▶ PROBLEM DESCRIPTION
Search the entries below for "location", and copy each line where it appears.

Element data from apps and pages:
########

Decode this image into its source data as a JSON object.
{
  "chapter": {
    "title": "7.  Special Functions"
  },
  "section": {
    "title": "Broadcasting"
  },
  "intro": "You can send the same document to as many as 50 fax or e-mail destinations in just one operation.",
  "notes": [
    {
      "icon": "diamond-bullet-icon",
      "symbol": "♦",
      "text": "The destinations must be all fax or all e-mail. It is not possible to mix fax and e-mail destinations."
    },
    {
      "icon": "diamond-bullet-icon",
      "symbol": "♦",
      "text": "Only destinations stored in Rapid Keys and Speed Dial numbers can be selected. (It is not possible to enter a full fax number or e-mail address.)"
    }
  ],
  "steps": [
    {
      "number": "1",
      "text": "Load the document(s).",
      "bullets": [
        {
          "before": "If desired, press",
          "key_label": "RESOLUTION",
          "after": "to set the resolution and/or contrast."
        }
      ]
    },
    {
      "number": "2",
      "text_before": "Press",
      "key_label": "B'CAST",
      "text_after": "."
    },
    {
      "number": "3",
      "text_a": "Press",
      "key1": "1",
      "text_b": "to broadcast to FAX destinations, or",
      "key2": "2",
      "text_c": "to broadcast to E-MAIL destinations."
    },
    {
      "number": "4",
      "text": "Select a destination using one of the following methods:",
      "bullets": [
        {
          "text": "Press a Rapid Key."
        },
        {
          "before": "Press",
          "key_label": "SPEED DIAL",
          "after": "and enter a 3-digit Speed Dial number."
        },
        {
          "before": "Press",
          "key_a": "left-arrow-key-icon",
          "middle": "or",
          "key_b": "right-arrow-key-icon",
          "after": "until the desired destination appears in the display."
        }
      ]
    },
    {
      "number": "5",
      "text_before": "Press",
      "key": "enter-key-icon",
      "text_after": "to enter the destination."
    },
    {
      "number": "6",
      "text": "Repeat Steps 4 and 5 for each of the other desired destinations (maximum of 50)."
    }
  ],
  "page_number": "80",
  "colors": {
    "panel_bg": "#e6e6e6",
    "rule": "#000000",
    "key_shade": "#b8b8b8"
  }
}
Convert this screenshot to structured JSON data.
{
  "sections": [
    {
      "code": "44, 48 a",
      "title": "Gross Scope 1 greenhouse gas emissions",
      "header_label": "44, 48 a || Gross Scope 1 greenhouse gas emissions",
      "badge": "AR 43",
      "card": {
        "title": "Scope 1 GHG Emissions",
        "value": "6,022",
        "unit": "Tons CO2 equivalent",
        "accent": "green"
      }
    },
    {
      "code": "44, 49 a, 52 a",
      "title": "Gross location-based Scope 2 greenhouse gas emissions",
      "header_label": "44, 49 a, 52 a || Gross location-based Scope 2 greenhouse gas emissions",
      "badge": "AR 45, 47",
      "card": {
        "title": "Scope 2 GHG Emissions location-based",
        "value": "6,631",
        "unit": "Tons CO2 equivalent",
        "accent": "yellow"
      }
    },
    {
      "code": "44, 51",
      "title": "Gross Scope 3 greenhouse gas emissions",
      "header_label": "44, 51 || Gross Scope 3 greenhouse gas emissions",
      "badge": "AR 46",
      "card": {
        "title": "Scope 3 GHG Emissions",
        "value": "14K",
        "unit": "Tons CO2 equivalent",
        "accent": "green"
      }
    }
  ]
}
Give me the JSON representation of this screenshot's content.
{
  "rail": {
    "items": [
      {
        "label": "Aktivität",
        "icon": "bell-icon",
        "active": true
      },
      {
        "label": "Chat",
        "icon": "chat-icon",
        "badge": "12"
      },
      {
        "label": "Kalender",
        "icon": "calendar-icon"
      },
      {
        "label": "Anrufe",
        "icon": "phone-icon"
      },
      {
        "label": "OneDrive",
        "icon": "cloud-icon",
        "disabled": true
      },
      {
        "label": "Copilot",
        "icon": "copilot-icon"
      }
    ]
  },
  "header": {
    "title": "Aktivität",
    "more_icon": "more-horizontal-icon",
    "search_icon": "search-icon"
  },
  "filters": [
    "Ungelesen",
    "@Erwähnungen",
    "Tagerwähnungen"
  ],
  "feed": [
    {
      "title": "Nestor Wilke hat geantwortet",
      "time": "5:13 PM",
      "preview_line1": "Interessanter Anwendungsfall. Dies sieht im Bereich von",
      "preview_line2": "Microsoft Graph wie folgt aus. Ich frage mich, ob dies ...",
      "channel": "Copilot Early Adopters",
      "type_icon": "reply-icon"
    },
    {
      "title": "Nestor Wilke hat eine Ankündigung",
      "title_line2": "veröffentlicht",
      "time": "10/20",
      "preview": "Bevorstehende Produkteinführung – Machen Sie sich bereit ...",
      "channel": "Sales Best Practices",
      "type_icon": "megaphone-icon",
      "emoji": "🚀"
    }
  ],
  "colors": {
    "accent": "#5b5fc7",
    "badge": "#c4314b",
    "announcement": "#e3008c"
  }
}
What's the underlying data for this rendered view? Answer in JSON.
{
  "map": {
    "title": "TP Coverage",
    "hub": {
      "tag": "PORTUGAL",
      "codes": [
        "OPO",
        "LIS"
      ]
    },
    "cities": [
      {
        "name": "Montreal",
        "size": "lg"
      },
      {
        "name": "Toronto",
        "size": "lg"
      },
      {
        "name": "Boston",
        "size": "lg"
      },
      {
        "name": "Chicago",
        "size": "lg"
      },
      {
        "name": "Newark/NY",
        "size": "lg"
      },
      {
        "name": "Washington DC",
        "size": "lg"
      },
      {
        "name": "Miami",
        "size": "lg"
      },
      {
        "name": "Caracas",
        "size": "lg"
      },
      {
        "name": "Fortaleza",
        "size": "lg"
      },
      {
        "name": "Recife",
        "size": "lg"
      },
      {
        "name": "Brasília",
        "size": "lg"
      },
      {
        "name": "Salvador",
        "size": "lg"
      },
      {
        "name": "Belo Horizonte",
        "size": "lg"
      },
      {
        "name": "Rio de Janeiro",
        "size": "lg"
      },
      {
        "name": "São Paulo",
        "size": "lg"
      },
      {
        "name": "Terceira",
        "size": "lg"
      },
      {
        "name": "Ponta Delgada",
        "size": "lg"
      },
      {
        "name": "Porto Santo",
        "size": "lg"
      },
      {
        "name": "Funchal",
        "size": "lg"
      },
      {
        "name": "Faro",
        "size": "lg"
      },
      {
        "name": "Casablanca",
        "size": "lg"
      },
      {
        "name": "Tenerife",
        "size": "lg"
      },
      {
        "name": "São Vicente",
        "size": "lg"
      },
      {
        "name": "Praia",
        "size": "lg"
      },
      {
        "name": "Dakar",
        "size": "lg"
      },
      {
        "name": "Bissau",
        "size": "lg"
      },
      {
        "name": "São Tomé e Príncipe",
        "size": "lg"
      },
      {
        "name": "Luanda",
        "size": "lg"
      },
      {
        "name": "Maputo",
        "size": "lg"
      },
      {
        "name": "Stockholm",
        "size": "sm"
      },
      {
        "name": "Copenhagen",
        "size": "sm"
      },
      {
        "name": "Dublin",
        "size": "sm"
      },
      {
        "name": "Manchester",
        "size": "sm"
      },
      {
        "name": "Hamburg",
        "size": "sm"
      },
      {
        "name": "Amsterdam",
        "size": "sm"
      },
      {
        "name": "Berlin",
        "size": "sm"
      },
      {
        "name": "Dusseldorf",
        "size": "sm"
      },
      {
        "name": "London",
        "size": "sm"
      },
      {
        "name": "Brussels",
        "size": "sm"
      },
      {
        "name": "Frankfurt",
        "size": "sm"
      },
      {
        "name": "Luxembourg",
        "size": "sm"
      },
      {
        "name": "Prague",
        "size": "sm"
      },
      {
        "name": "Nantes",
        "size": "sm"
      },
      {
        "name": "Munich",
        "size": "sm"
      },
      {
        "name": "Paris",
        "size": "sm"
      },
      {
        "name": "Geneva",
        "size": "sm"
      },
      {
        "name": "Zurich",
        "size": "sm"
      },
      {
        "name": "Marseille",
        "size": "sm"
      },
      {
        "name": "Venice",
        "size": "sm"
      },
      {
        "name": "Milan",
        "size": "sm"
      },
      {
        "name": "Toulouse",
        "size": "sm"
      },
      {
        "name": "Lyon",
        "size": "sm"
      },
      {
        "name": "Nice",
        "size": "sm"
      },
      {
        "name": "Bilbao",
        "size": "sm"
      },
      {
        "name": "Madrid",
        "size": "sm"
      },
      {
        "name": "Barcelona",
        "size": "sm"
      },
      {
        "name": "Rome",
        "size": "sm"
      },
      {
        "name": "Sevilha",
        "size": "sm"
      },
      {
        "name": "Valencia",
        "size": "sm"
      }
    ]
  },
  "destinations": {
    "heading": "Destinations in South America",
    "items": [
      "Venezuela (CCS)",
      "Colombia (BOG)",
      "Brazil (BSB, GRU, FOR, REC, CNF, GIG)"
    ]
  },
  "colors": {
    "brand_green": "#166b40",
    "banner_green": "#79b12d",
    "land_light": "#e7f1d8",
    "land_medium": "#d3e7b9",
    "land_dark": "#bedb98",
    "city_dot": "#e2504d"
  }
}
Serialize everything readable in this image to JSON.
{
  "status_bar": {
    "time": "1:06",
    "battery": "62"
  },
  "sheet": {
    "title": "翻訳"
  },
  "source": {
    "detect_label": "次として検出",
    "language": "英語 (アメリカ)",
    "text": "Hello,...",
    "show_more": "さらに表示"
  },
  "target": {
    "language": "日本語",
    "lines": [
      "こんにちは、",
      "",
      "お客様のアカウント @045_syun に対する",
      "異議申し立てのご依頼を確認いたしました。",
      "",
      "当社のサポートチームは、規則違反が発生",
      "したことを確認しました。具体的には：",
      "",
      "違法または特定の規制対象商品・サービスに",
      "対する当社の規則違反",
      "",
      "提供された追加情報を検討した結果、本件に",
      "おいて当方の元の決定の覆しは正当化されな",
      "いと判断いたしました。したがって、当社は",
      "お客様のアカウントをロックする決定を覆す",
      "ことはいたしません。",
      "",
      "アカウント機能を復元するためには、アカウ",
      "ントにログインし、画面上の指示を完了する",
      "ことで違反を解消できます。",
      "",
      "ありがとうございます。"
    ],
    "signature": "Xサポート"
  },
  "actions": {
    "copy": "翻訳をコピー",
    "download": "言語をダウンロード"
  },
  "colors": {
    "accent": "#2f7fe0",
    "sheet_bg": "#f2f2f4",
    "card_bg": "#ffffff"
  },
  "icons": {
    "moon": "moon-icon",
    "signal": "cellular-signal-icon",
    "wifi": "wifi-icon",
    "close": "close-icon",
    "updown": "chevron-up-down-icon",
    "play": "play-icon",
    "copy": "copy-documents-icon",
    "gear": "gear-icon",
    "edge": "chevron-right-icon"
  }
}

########

▶ SOLUTION FOR THIS PROBLEM
      "title": "Gross location-based Scope 2 greenhouse gas emissions",
      "header_label": "44, 49 a, 52 a || Gross location-based Scope 2 greenhouse gas emissions",
        "title": "Scope 2 GHG Emissions location-based",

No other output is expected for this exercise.